In 2002, a year after the terrorist attacks on new York and Washington, the Bush administration published a new version of “The National Security Strategy of the United States of America.” That document helped to signal the administration’s intent to launch a war against Iraq by asserting the readiness of the United States to engage in preemptive wars against its designated enemies even where it did not face an imminent threat.

Preemption was, of course, the focus of public attention on the National Security Strategy. Yet the document is also notable for the frequency with which it uses three simple words—“freedom,” “liberty,” and “rights”—to describe American policies and America’s position in the world. The opening sentences of the introduction by President Bush invoke a messianic struggle between light and darkness:

The great struggles of the twentieth century between liberty and totalitarianism ended with a decisive victory for the forces of freedom—and a single sustainable model for national success: freedom, democracy, and free enterprise. In the twenty-first century, only nations that share a commitment to protecting basic human rights and guaranteeing political and economic freedom will be able to unleash the potential of their people and assure their future prosperity.

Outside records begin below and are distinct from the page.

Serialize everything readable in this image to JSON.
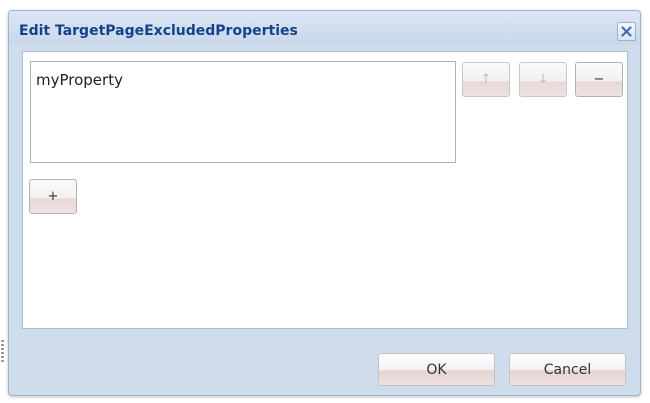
{
  "dialog": {
    "title": "Edit TargetPageExcludedProperties",
    "close_icon": "close-icon",
    "list": {
      "items": [
        "myProperty"
      ]
    },
    "buttons": {
      "move_up": "↑",
      "move_down": "↓",
      "remove": "−",
      "add": "+"
    },
    "footer": {
      "ok_label": "OK",
      "cancel_label": "Cancel"
    }
  },
  "colors": {
    "title": "#15428b",
    "frame": "#cfdcec",
    "frame_border": "#9db4d3",
    "panel": "#ffffff"
  }
}
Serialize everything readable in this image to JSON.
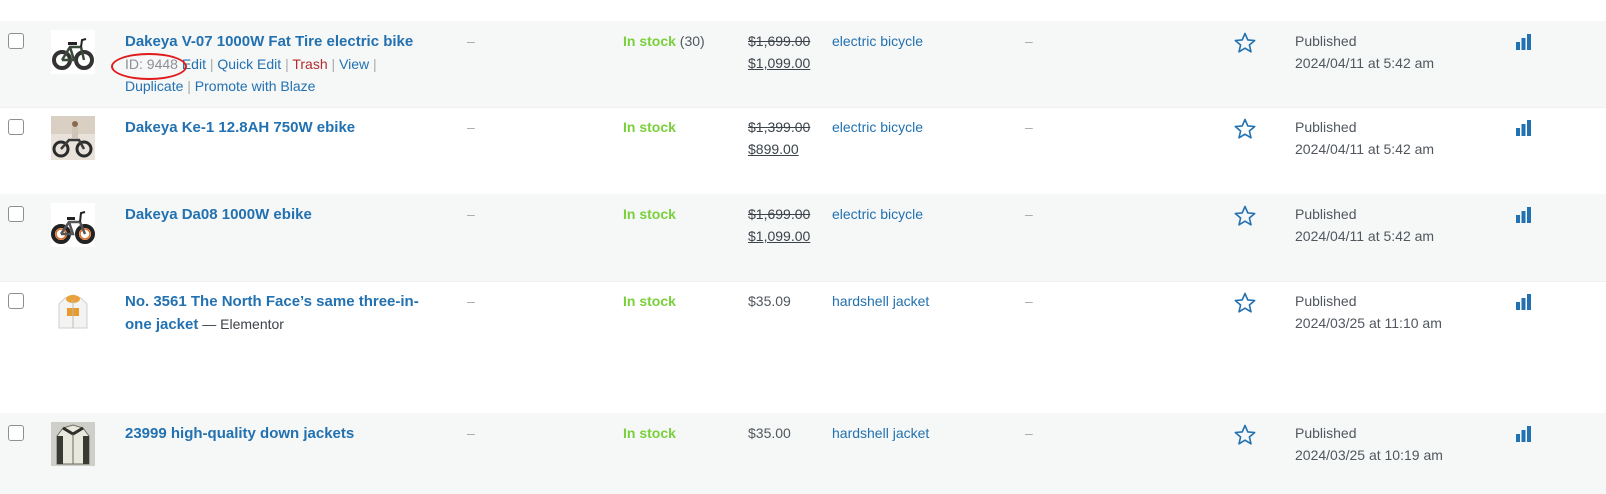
{
  "rows": [
    {
      "title": "Dakeya V-07 1000W Fat Tire electric bike",
      "title_suffix": "",
      "thumb": "bike-black-icon",
      "actions": {
        "id": "ID: 9448",
        "edit": "Edit",
        "quick_edit": "Quick Edit",
        "trash": "Trash",
        "view": "View",
        "duplicate": "Duplicate",
        "promote": "Promote with Blaze",
        "sep": "|"
      },
      "sku": "–",
      "stock": "In stock",
      "stock_qty": "(30)",
      "price_regular": "$1,699.00",
      "price_sale": "$1,099.00",
      "category": "electric bicycle",
      "tags": "–",
      "date_status": "Published",
      "date_value": "2024/04/11 at 5:42 am"
    },
    {
      "title": "Dakeya Ke-1 12.8AH 750W ebike",
      "title_suffix": "",
      "thumb": "bike-rider-icon",
      "sku": "–",
      "stock": "In stock",
      "stock_qty": "",
      "price_regular": "$1,399.00",
      "price_sale": "$899.00",
      "category": "electric bicycle",
      "tags": "–",
      "date_status": "Published",
      "date_value": "2024/04/11 at 5:42 am"
    },
    {
      "title": "Dakeya Da08 1000W ebike",
      "title_suffix": "",
      "thumb": "bike-orange-icon",
      "sku": "–",
      "stock": "In stock",
      "stock_qty": "",
      "price_regular": "$1,699.00",
      "price_sale": "$1,099.00",
      "category": "electric bicycle",
      "tags": "–",
      "date_status": "Published",
      "date_value": "2024/04/11 at 5:42 am"
    },
    {
      "title": "No. 3561 The North Face’s same three-in-one jacket",
      "title_suffix": " — Elementor",
      "thumb": "jacket-white-icon",
      "sku": "–",
      "stock": "In stock",
      "stock_qty": "",
      "price": "$35.09",
      "category": "hardshell jacket",
      "tags": "–",
      "date_status": "Published",
      "date_value": "2024/03/25 at 11:10 am"
    },
    {
      "title": "23999 high-quality down jackets",
      "title_suffix": "",
      "thumb": "jacket-grey-icon",
      "sku": "–",
      "stock": "In stock",
      "stock_qty": "",
      "price": "$35.00",
      "category": "hardshell jacket",
      "tags": "–",
      "date_status": "Published",
      "date_value": "2024/03/25 at 10:19 am"
    }
  ],
  "colors": {
    "link": "#2271b1",
    "in_stock": "#7ad03a",
    "trash": "#b32d2e",
    "highlight_oval": "#e01b1b"
  }
}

Though I have devoted my career to trying to protect rights, this was a disquieting statement. I think of rights as limits on power. We delegate certain powers to the state to promote the common good, but those powers do not include—or so says the United States Constitution—the power to stop us from expressing our thoughts, or the power to punish us unfairly, or the power to torture us or invade our privacy, or to deny us the equal protection of the laws. These are our rights. We are free because we can exercise these rights. We enjoy liberty because we can secure protection of these rights when they are threatened.

A “decisive victory for the forces of freedom” is another matter. In this rendering, freedom is not merely a limit on power. Rather, it is an instrument of power. Cast as an ideology—almost fetishized—freedom is said to have triumphed over its enemies because of its superior virtue. This is made clear by the next phrase, which claims that, in the wake of this victory, there is only “a single sustainable model for success: freedom, democracy, and free enterprise.” Those overcome by the forces of freedom have no choice but to accept the only true faith.

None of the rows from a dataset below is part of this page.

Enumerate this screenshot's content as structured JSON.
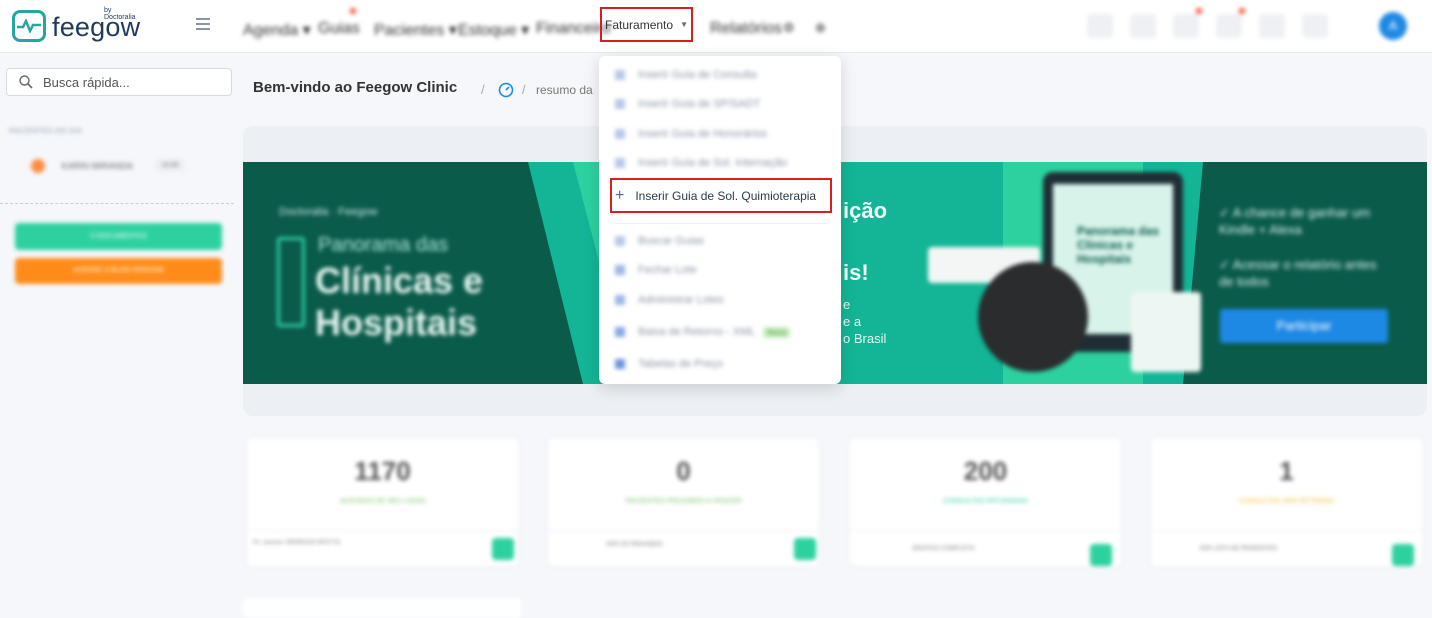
{
  "app": {
    "logo_text": "feegow",
    "logo_by": "by Doctoralia"
  },
  "nav": {
    "items": [
      "Agenda",
      "Guias",
      "Pacientes",
      "Estoque",
      "Financeiro"
    ],
    "active": "Faturamento",
    "after": [
      "Relatórios"
    ]
  },
  "search": {
    "placeholder": "Busca rápida..."
  },
  "sidebar": {
    "section_label": "PACIENTES DO DIA",
    "patient_name": "KARIN MIRANDA",
    "patient_badge": "10:00",
    "green_button": "0 DOCUMENTOS",
    "orange_button": "ACESSE O BLOG FEEGOW"
  },
  "breadcrumb": {
    "title": "Bem-vindo ao Feegow Clinic",
    "sub": "resumo da"
  },
  "dropdown": {
    "items": [
      {
        "label": "Inserir Guia de Consulta",
        "icon": "plus-icon"
      },
      {
        "label": "Inserir Guia de SP/SADT",
        "icon": "plus-icon"
      },
      {
        "label": "Inserir Guia de Honorários",
        "icon": "plus-icon"
      },
      {
        "label": "Inserir Guia de Sol. Internação",
        "icon": "plus-icon"
      }
    ],
    "highlighted": "Inserir Guia de Sol. Quimioterapia",
    "items2": [
      {
        "label": "Buscar Guias",
        "icon": "search-icon"
      },
      {
        "label": "Fechar Lote",
        "icon": "lock-icon"
      },
      {
        "label": "Administrar Lotes",
        "icon": "folder-icon"
      },
      {
        "label": "Baixa de Retorno - XML",
        "icon": "upload-icon",
        "badge": "Novo"
      },
      {
        "label": "Tabelas de Preço",
        "icon": "table-icon"
      }
    ]
  },
  "banner": {
    "brand": "Doctoralia · Feegow",
    "subtitle": "Panorama das",
    "title_line1": "Clínicas e",
    "title_line2": "Hospitais",
    "fragment_top": "ição",
    "fragment_mid": "is!",
    "fragment_lines": [
      "e",
      "e a",
      "o Brasil"
    ],
    "book_title": "Panorama das Clínicas e Hospitais",
    "checks": [
      "A chance de ganhar um Kindle + Alexa",
      "Acessar o relatório antes de todos"
    ],
    "cta": "Participar"
  },
  "stats": [
    {
      "value": "1170",
      "label": "ACESSOS DE SEU LOGIN",
      "color": "#7cc26b",
      "foot": "Fn. acesso: 09/09/2023 09:07:01"
    },
    {
      "value": "0",
      "label": "PACIENTES PROXIMOS A VENCER",
      "color": "#7cc26b",
      "foot": "VER OS PROXIMOS"
    },
    {
      "value": "200",
      "label": "CONSULTAS FATURADAS",
      "color": "#2dd1a0",
      "foot": "GRAFICO COMPLETO"
    },
    {
      "value": "1",
      "label": "CONSULTAS SEM RETORNO",
      "color": "#f0c040",
      "foot": "VER LISTA DE PENDENTES"
    }
  ]
}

Twenty years earlier, in June 1982, President Ronald Reagan made a speech to the British parliament in which he launched what he called a “crusade for freedom.” Reagan’s main focus at the time was on the Cold War struggle with the Soviet Union and the armed conflicts in Central America that he saw as part of that struggle. As the speech did not deal with the Middle East, Reagan’s choice of words did not attract much comment at the time. Yet if you set President Bush’s introduction to the 2002 National Security Strategy alongside President Reagan’s 1982 speech at Westminster, it is apparent that Bush’s “decisive victory” and “single sustainable model” are a continuation of Reagan’s “crusade.” In both cases, “freedom” is a weapon of war to vanquish infidels. President Bush’s frequent assertions that terrorists hate America’s freedoms and are trying to destroy “our way of life” seems to reflect his view that al Qaeda sees the current struggle the same way.

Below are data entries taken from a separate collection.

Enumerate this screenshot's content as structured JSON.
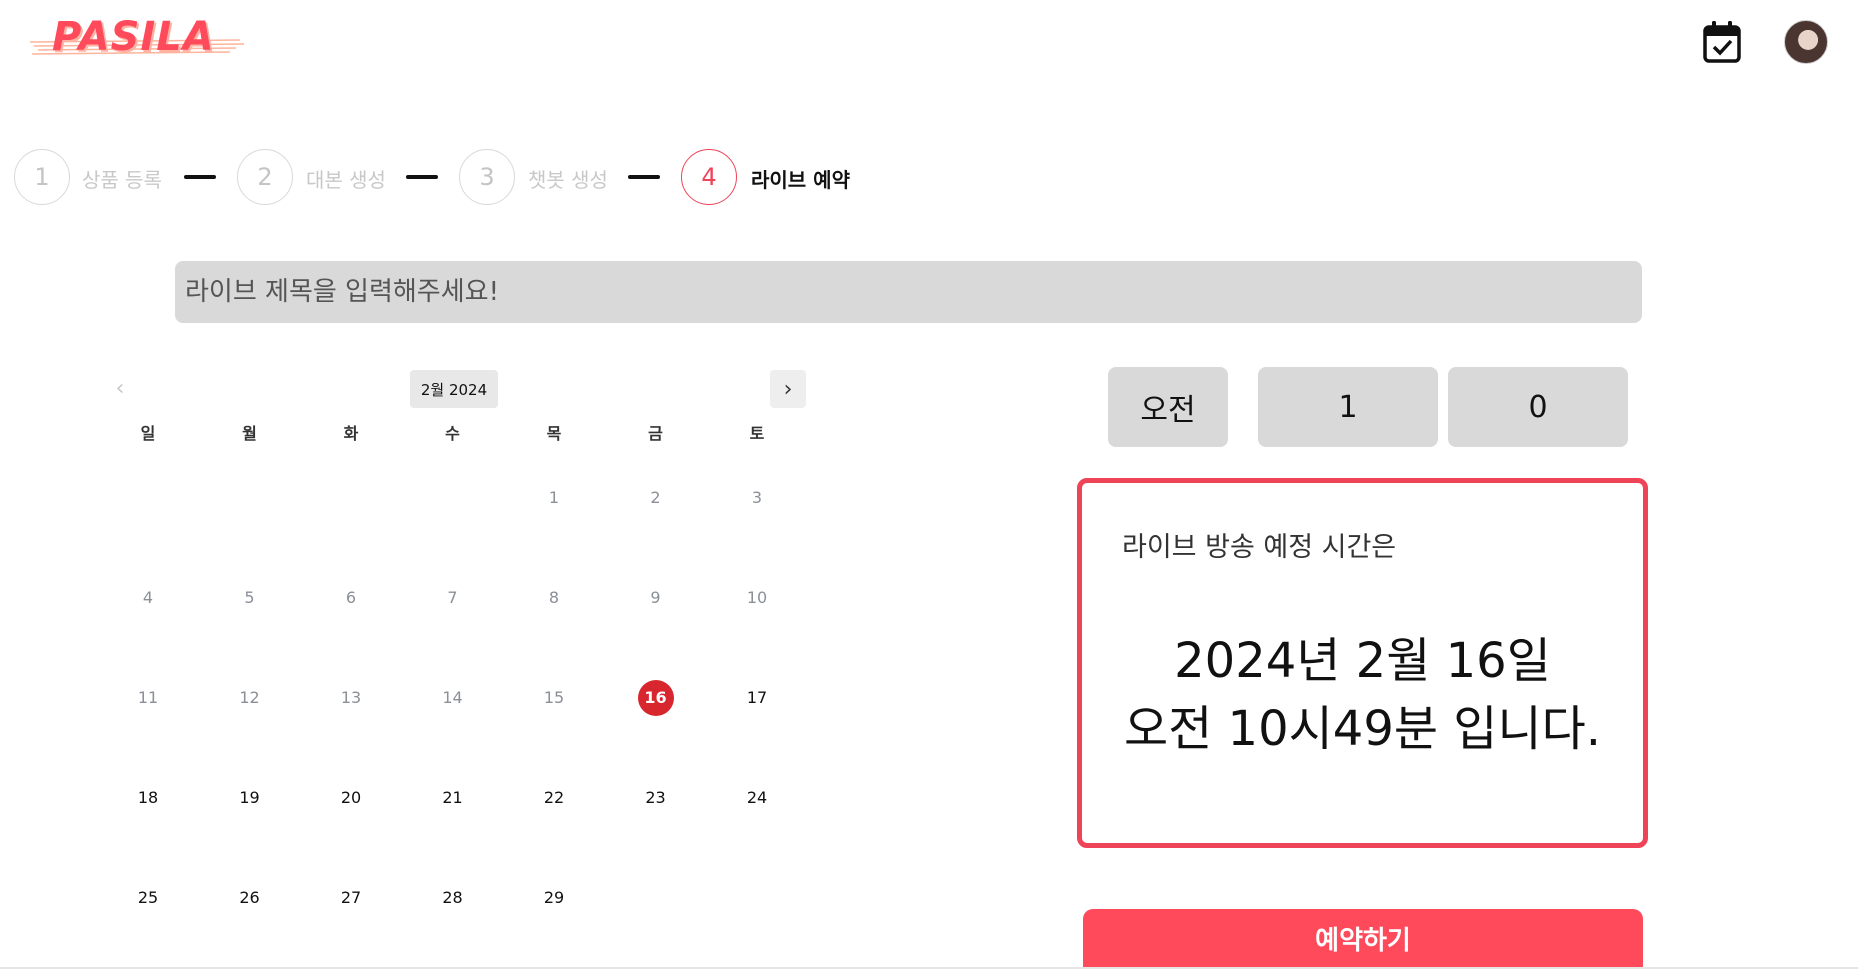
{
  "header": {
    "logo_text": "PASILA",
    "calendar_icon": "calendar-check-icon",
    "avatar_icon": "user-avatar"
  },
  "stepper": {
    "steps": [
      {
        "number": "1",
        "label": "상품 등록",
        "active": false
      },
      {
        "number": "2",
        "label": "대본 생성",
        "active": false
      },
      {
        "number": "3",
        "label": "챗봇 생성",
        "active": false
      },
      {
        "number": "4",
        "label": "라이브 예약",
        "active": true
      }
    ],
    "active_color": "#ef4458"
  },
  "title_input": {
    "value": "",
    "placeholder": "라이브 제목을 입력해주세요!"
  },
  "calendar": {
    "month_label": "2월 2024",
    "prev_icon": "chevron-left-icon",
    "next_icon": "chevron-right-icon",
    "weekdays": [
      "일",
      "월",
      "화",
      "수",
      "목",
      "금",
      "토"
    ],
    "first_weekday_index": 4,
    "days_in_month": 29,
    "selected_day": "16",
    "weeks": [
      [
        "",
        "",
        "",
        "",
        "1",
        "2",
        "3"
      ],
      [
        "4",
        "5",
        "6",
        "7",
        "8",
        "9",
        "10"
      ],
      [
        "11",
        "12",
        "13",
        "14",
        "15",
        "16",
        "17"
      ],
      [
        "18",
        "19",
        "20",
        "21",
        "22",
        "23",
        "24"
      ],
      [
        "25",
        "26",
        "27",
        "28",
        "29",
        "",
        ""
      ]
    ],
    "selected_color": "#d8262e"
  },
  "time": {
    "ampm": "오전",
    "hour": "1",
    "minute": "0"
  },
  "result": {
    "label": "라이브 방송 예정 시간은",
    "date_line": "2024년 2월 16일",
    "time_line": "오전 10시49분 입니다.",
    "border_color": "#ef4458"
  },
  "reserve_button": {
    "label": "예약하기",
    "color": "#ff4a5c"
  }
}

Aryeh Neier is the president emeritus of the Open Society Foundations.